Hollywood heartthrob George Clooney clambers back into the director’s chair for the fifth time with Second World War comedy caper, The Monuments Men (2014). Heading up yet another ensemble cast, including Cate Blanchett, The Artist’s Jean Dujardin, John Goodman and Bill Murray, Clooney plays Frank Stokes, an art historian at the Fogg Museum (based on the real life George Stokes who served in the Monuments, Fine Arts and Archives, or MFFA division). With presidential blessing, Stokes takes it upon himself to gather a group of like-minded art enthusiast who must travel to Europe to project the world’s treasures from the clutches of the Nazis.
In reality, the actual life ‘Monuments Men’ were a huge task force who, over the course of the conflict, recovered over five million artefacts from the Nazis. In Clooney’s latest endeavour, this is streamlined down to a ragbag collection of seven international scholars who, through the course of the movie, pair off to recover particular items on their own madcap adventures. The set up for all of this is more than a little reminiscent of Ocean’s Eleven (2001), with the American flag often accompanied by clichéd Nazis jackbooting around the European theatre. Despite some fascinating subject matter, the hotchpotch screenplay unravels before it’s even had a chance to get going. The patriotism is tiresome and the clichés near unforgivable, but the real problem lies in the constant self-justification.
We’re asked time and time again whether men should die for the preservation of art, with awfully sentimental dialogue questioning just who will make sure “the Mona Lisa is still smiling” or that the Statue of David is “still standing”. There’s almost a sense that Clooney doth protest too much – so concerned with convincing his audience that the work these men did was vital that he forgets about the actual story behind them. Whilst deeply problematic, there’s still the odd moment when the film shows signs of life. In particular, Downtown Abbey’s Hugh Bonneville – who plays an alcoholic, bumbling British gent – also offers one of the movie’s finest moments. Clooney’s ambition can’t be denied and he wears his passion on his sleeve, but watching The Monuments Men feels all too much like sitting on a grandfather’s knee as he misremembers past exploits.

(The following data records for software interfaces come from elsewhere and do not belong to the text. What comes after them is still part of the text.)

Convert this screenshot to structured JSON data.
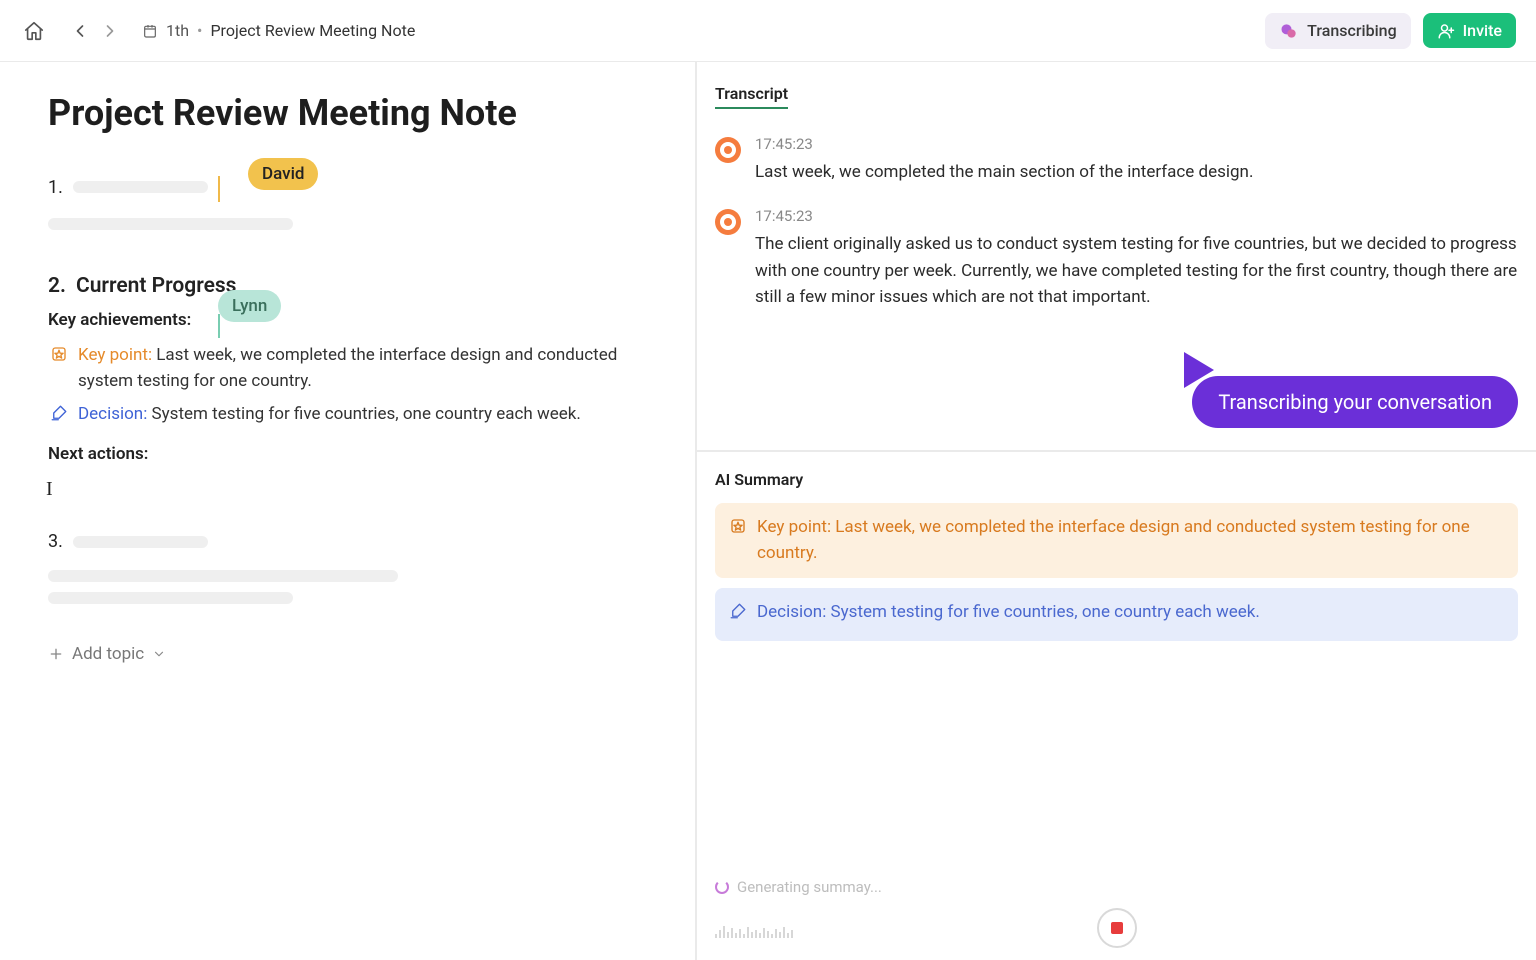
{
  "breadcrumb": {
    "folder": "1th",
    "title": "Project Review Meeting Note"
  },
  "topbar": {
    "transcribing": "Transcribing",
    "invite": "Invite"
  },
  "doc": {
    "title": "Project Review Meeting Note",
    "section1_num": "1.",
    "cursor_user1": "David",
    "section2_num": "2.",
    "section2_title": "Current Progress",
    "key_achievements_label": "Key achievements:",
    "cursor_user2": "Lynn",
    "keypoint_label": "Key point:",
    "keypoint_text": "Last week, we completed the interface design and conducted system testing for one country.",
    "decision_label": "Decision:",
    "decision_text": "System testing for five countries, one country each week.",
    "next_actions_label": "Next actions:",
    "section3_num": "3.",
    "add_topic": "Add topic"
  },
  "transcript": {
    "label": "Transcript",
    "items": [
      {
        "time": "17:45:23",
        "text": "Last week, we completed the main section of the interface design."
      },
      {
        "time": "17:45:23",
        "text": "The client originally asked us to conduct system testing for five countries, but we decided to progress with one country per week. Currently, we have completed testing for the first country, though there are still a few minor issues which are not that important."
      }
    ],
    "callout": "Transcribing your conversation"
  },
  "summary": {
    "label": "AI Summary",
    "keypoint": "Key point: Last week, we completed the interface design and conducted system testing for one country.",
    "decision": "Decision: System testing for five countries, one country each week.",
    "generating": "Generating summay..."
  }
}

This review was originally published on 15 February 2014 as part of our Berlin Film Festival coverage.